for various diseases.
have prepared a few macrolides and peptidomimetic compounds, which have been
subjected to biological assays. We have found in collaboration with
biologists at the H. Lee Moffitt Cancer Center and Research Institute that
some of our designed peptidomimetic compounds exhibited antitumor activities.
With more structural analogs and biological screening, we will be able to
explore another interesting field of research to its full potential.
we will prepare synthetic oligonucleotides, carbonate and carbamate nanomolecules,
and carbonate polymers for the discovery of new materials. These new
materials are anticipated to be utilized for various purposes. Oligonucleotides
with carbonate backbones can be an inhibitor of human telomerase with the
appropriate sequence and also can be good antisense compounds. Nanomolecules
and polymers can be utilized as drug delivery agents, artificial skins, and
so forth. We believe this project can be extended to numerous fields
with the appropriate collaborations.
Binding-Based Proteome Profiling (BBPP)
David Merkler and we have designed a new project using mostly his enzymatic
expertise. The aim of our collaborative research is to design a set
of activity-based profiling reagents to identify CoA-dependent proteins and
then use our newly designed ABPP (activity-based protein profiling) probes
to profile CoA-dependent proteins in human disease-related proteomes.
This concept stems simply from the fact that CoA-dependent proteins are ubiquitous
and the aberrant expression of CoA-dependent enzymes correlates to major human
health problems, including cancer, cardiovascular disease, diabetes, and obesity.
Our improvement over the known ABPP methods is to design ABPP probes that
have the tag attached to CoA. Such probes take advantage of the high
affinity that most CoA-dependent proteins and enzymes exhibit for their CoA
ligands to form isolable ABPP-protein complexes. We would like to call
this new approach Binding-Based Proteome Profiling. We can apply the
concept to various applications including protein-protein interaction.
Synthesis of Building Blocks and Libraries
have worked on the synthesis of novel building blocks for medicinal purpose.
These building blocks have been used for our own drug discovery projects as
well as for collaborative projects with industry. Our expertise is to
develop novel and efficient synthetic methods to facilitate the synthesis
of crucial building blocks, which in turn benefit the design of new compound

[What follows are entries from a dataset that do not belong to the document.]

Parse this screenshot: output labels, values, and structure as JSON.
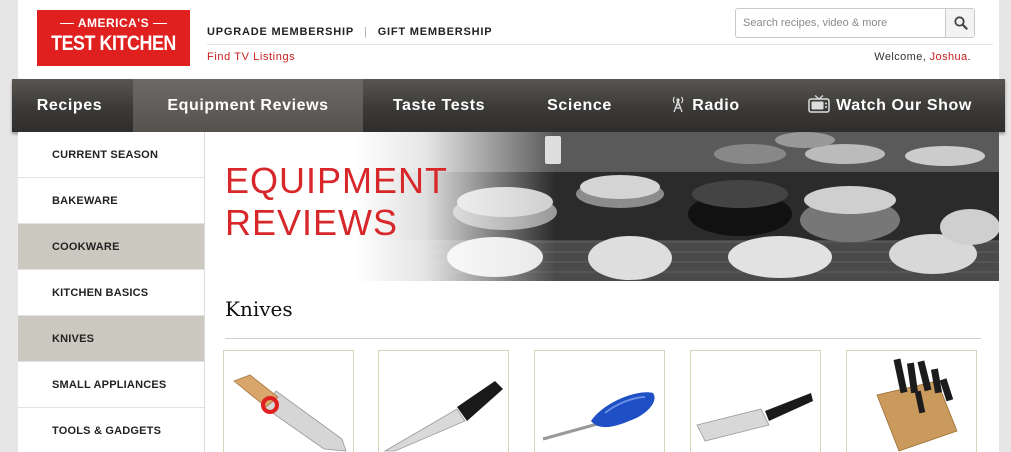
{
  "logo": {
    "line1": "AMERICA'S",
    "line2": "TEST KITCHEN"
  },
  "header": {
    "membership_links": [
      "UPGRADE MEMBERSHIP",
      "GIFT MEMBERSHIP"
    ],
    "tv_link": "Find TV Listings",
    "welcome_prefix": "Welcome, ",
    "user_name": "Joshua",
    "welcome_suffix": "."
  },
  "search": {
    "placeholder": "Search recipes, video & more",
    "icon": "magnifier-icon"
  },
  "nav": {
    "items": [
      {
        "label": "Recipes"
      },
      {
        "label": "Equipment Reviews",
        "active": true
      },
      {
        "label": "Taste Tests"
      },
      {
        "label": "Science"
      },
      {
        "label": "Radio",
        "icon": "radio-tower-icon"
      },
      {
        "label": "Watch Our Show",
        "icon": "tv-icon"
      }
    ]
  },
  "sidebar": {
    "items": [
      {
        "label": "CURRENT SEASON"
      },
      {
        "label": "BAKEWARE"
      },
      {
        "label": "COOKWARE",
        "highlighted": true
      },
      {
        "label": "KITCHEN BASICS"
      },
      {
        "label": "KNIVES",
        "highlighted": true
      },
      {
        "label": "SMALL APPLIANCES"
      },
      {
        "label": "TOOLS & GADGETS"
      }
    ]
  },
  "hero": {
    "title_line1": "EQUIPMENT",
    "title_line2": "REVIEWS"
  },
  "section": {
    "title": "Knives"
  },
  "products": [
    {
      "image": "kids-knife-wood-handle-red-guard"
    },
    {
      "image": "chefs-knife-black-handle"
    },
    {
      "image": "knife-sharpener-blue"
    },
    {
      "image": "cleaver-black-handle"
    },
    {
      "image": "knife-block-set"
    }
  ],
  "colors": {
    "brand_red": "#e0201f",
    "link_red": "#c8201f",
    "nav_dark": "#3c3a38",
    "sidebar_highlight": "#cbc9bf"
  }
}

libraries for appropriate biological assays. Due to our strength, we
have been able to collaborate with industry actively, and spin off a couple
of companies for the past four years or so.